The explanation for this phenomenon is also why we’re able to see some colors in a dimly lit room. In the dress example our minds are attempting to compensate for lighting. We’re not consciously aware of the fact that our mind is doing so. But when we see the lighting in the picture our unconscious mind will often start to essentially color correct for it. The same thing happens when we look at objects in a darkened environment.

We know that a rose has red petals. Therefore when there’s not enough light to register colors our unconscious mind will often fill in that detail. We do see hints of red on the flower. However, this is only due to the fact that our unconscious mind is essentially colorizing the black and white image seen by our eyes. If we closed our eyes and someone replaced the red rose for one which had been dyed a different color, we’d still see it as red. This is because in the low light environment the red color had been entirely supplied by our own unconscious processes. We only see red in that situation because we expect to see red.

A Process of Co-Creation

Human hand holding glass ball in front of sunset symbolizing vision in the conscious and unconscious mind

As we examine human vision we begin to see just how complex it really is. The fact that vision seems so straightforward from our own subjective experience highlights just how complex that process really is. It takes a lot of mental processing to take so much complex data and turn it into something we don’t need to consciously consider. We seldom need to really think about seeing the world. Instead, it all seems to happen quite naturally.

In reality our vision is in many ways a continual co-creation with the world. When we look at the beauty around us it’s not just an inherent property of any given thing. We continually add to that beauty by essentially painting the world within our own minds. We create detail our eyes have missed. We mentally compensate for oddities of lighting without even being aware of it.
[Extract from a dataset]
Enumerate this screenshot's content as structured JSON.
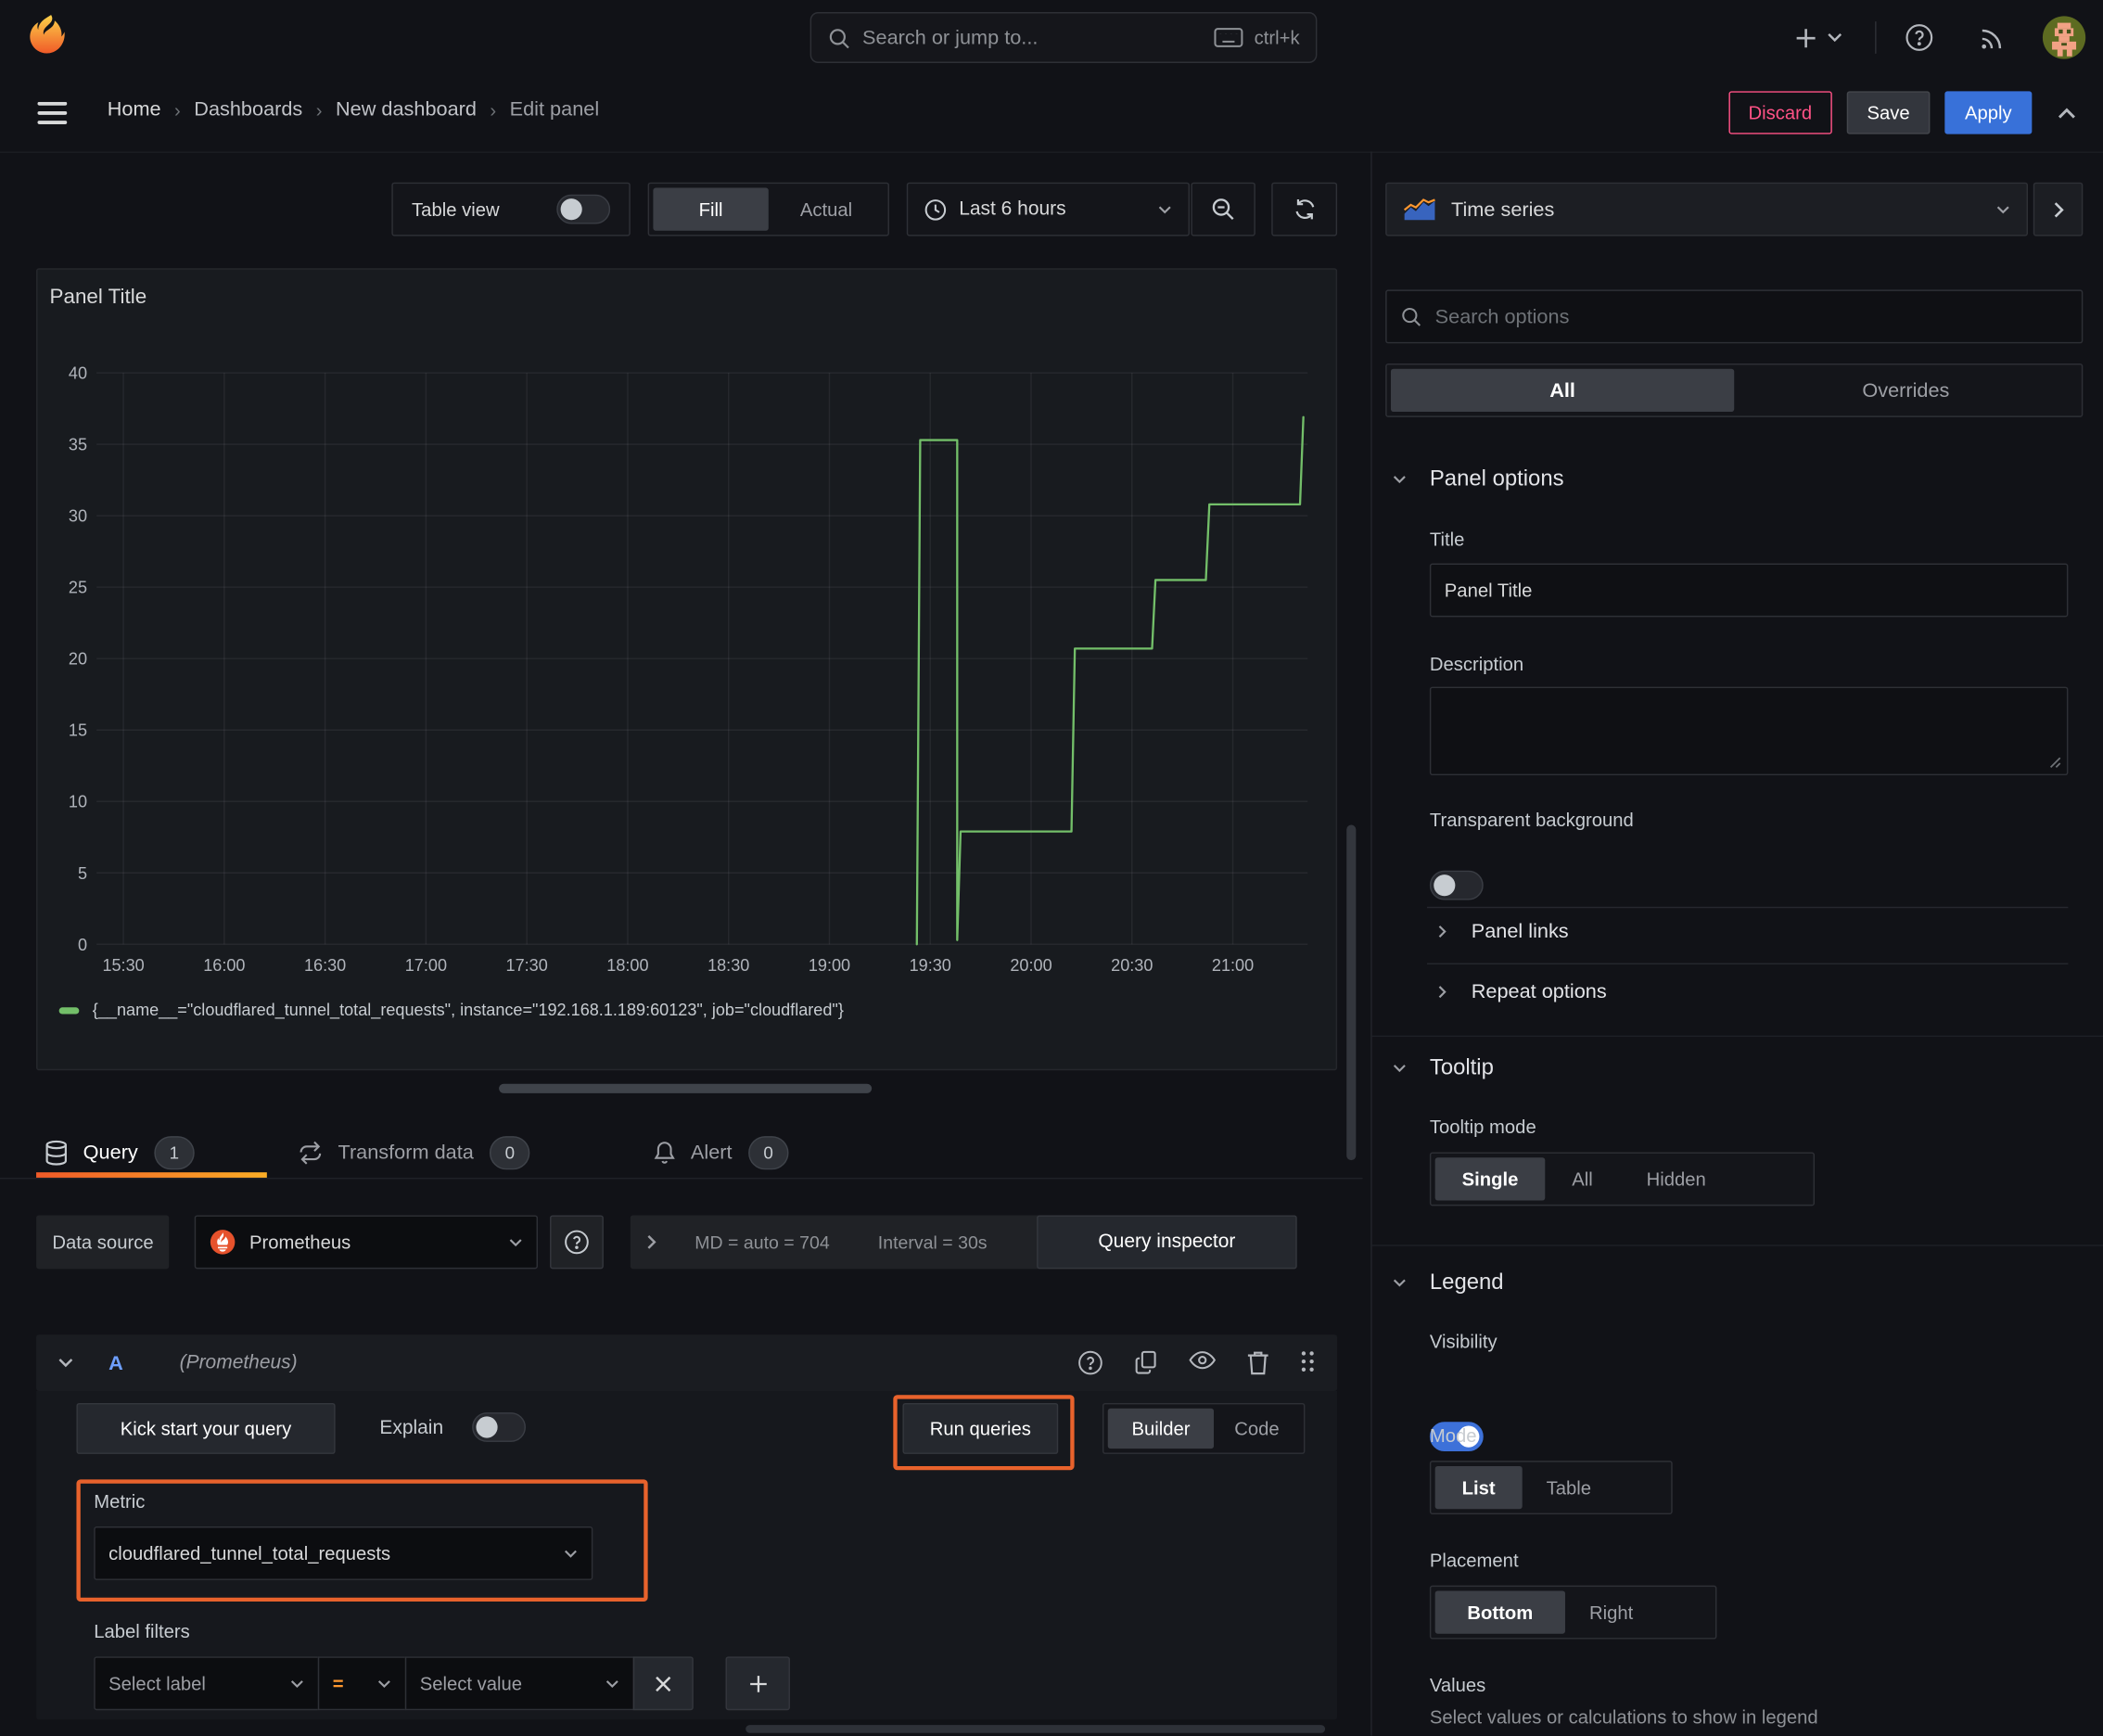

In reality we should take a lot more credit for beautiful sunsets or the gorgeous colors of a rose. Much of the beauty we perceive comes from the world outside of us. But much of that beauty is also due to our subconscious artistry which is continually painting the world in a myriad of different colors. When we see beauty in the world, we’re also creating it at the same time.